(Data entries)
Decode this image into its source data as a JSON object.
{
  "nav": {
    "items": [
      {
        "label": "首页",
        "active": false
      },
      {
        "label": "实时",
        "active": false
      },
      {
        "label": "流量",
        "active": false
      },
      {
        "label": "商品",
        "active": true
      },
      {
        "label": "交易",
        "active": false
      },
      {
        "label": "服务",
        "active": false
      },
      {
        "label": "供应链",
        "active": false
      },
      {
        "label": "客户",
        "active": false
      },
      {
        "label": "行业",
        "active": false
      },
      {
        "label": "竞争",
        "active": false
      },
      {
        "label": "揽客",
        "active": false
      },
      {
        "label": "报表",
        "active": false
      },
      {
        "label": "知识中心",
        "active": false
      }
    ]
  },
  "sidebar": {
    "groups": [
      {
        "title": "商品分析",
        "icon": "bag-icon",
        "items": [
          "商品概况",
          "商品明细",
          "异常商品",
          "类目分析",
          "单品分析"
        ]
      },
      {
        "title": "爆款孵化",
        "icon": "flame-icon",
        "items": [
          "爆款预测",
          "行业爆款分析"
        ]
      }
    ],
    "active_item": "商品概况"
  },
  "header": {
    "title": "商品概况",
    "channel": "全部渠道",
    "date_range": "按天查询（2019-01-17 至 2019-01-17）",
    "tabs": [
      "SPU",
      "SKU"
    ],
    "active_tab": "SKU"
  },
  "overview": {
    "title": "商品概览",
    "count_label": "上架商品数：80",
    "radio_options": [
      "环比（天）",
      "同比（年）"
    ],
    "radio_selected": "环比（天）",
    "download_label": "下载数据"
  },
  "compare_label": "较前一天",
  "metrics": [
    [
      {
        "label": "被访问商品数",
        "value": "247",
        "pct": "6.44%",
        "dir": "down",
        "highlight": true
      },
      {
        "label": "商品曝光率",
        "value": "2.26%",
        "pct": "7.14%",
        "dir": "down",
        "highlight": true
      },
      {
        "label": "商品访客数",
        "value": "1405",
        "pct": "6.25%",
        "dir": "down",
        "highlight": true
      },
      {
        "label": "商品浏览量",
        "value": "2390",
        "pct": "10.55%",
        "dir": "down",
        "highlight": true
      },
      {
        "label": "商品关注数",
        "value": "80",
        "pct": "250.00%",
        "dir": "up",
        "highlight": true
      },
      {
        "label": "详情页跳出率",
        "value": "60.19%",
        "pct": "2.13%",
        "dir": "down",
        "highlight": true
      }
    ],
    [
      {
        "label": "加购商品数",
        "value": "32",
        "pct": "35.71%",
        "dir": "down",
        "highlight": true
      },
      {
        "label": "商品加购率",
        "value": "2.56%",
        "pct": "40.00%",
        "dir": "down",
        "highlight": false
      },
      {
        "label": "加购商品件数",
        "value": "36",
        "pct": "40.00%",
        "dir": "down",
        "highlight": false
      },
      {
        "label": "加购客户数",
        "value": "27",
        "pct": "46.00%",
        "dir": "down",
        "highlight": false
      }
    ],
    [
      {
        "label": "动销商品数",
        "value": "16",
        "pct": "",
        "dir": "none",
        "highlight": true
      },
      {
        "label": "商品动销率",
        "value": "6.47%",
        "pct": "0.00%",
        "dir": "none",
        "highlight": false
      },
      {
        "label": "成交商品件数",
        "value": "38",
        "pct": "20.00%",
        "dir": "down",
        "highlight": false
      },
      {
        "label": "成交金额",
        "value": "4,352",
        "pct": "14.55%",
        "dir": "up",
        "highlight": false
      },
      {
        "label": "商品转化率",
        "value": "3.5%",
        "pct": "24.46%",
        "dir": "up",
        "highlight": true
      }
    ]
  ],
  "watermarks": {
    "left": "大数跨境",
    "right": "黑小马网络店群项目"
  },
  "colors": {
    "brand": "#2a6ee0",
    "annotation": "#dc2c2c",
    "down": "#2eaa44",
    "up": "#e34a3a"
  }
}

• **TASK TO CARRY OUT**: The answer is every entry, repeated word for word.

• **WRITTEN ANSWER**:
Decode this image into its source data as a JSON object.
{
  "nav": {
    "items": [
      {
        "label": "首页",
        "active": false
      },
      {
        "label": "实时",
        "active": false
      },
      {
        "label": "流量",
        "active": false
      },
      {
        "label": "商品",
        "active": true
      },
      {
        "label": "交易",
        "active": false
      },
      {
        "label": "服务",
        "active": false
      },
      {
        "label": "供应链",
        "active": false
      },
      {
        "label": "客户",
        "active": false
      },
      {
        "label": "行业",
        "active": false
      },
      {
        "label": "竞争",
        "active": false
      },
      {
        "label": "揽客",
        "active": false
      },
      {
        "label": "报表",
        "active": false
      },
      {
        "label": "知识中心",
        "active": false
      }
    ]
  },
  "sidebar": {
    "groups": [
      {
        "title": "商品分析",
        "icon": "bag-icon",
        "items": [
          "商品概况",
          "商品明细",
          "异常商品",
          "类目分析",
          "单品分析"
        ]
      },
      {
        "title": "爆款孵化",
        "icon": "flame-icon",
        "items": [
          "爆款预测",
          "行业爆款分析"
        ]
      }
    ],
    "active_item": "商品概况"
  },
  "header": {
    "title": "商品概况",
    "channel": "全部渠道",
    "date_range": "按天查询（2019-01-17 至 2019-01-17）",
    "tabs": [
      "SPU",
      "SKU"
    ],
    "active_tab": "SKU"
  },
  "overview": {
    "title": "商品概览",
    "count_label": "上架商品数：80",
    "radio_options": [
      "环比（天）",
      "同比（年）"
    ],
    "radio_selected": "环比（天）",
    "download_label": "下载数据"
  },
  "compare_label": "较前一天",
  "metrics": [
    [
      {
        "label": "被访问商品数",
        "value": "247",
        "pct": "6.44%",
        "dir": "down",
        "highlight": true
      },
      {
        "label": "商品曝光率",
        "value": "2.26%",
        "pct": "7.14%",
        "dir": "down",
        "highlight": true
      },
      {
        "label": "商品访客数",
        "value": "1405",
        "pct": "6.25%",
        "dir": "down",
        "highlight": true
      },
      {
        "label": "商品浏览量",
        "value": "2390",
        "pct": "10.55%",
        "dir": "down",
        "highlight": true
      },
      {
        "label": "商品关注数",
        "value": "80",
        "pct": "250.00%",
        "dir": "up",
        "highlight": true
      },
      {
        "label": "详情页跳出率",
        "value": "60.19%",
        "pct": "2.13%",
        "dir": "down",
        "highlight": true
      }
    ],
    [
      {
        "label": "加购商品数",
        "value": "32",
        "pct": "35.71%",
        "dir": "down",
        "highlight": true
      },
      {
        "label": "商品加购率",
        "value": "2.56%",
        "pct": "40.00%",
        "dir": "down",
        "highlight": false
      },
      {
        "label": "加购商品件数",
        "value": "36",
        "pct": "40.00%",
        "dir": "down",
        "highlight": false
      },
      {
        "label": "加购客户数",
        "value": "27",
        "pct": "46.00%",
        "dir": "down",
        "highlight": false
      }
    ],
    [
      {
        "label": "动销商品数",
        "value": "16",
        "pct": "",
        "dir": "none",
        "highlight": true
      },
      {
        "label": "商品动销率",
        "value": "6.47%",
        "pct": "0.00%",
        "dir": "none",
        "highlight": false
      },
      {
        "label": "成交商品件数",
        "value": "38",
        "pct": "20.00%",
        "dir": "down",
        "highlight": false
      },
      {
        "label": "成交金额",
        "value": "4,352",
        "pct": "14.55%",
        "dir": "up",
        "highlight": false
      },
      {
        "label": "商品转化率",
        "value": "3.5%",
        "pct": "24.46%",
        "dir": "up",
        "highlight": true
      }
    ]
  ],
  "watermarks": {
    "left": "大数跨境",
    "right": "黑小马网络店群项目"
  },
  "colors": {
    "brand": "#2a6ee0",
    "annotation": "#dc2c2c",
    "down": "#2eaa44",
    "up": "#e34a3a"
  }
}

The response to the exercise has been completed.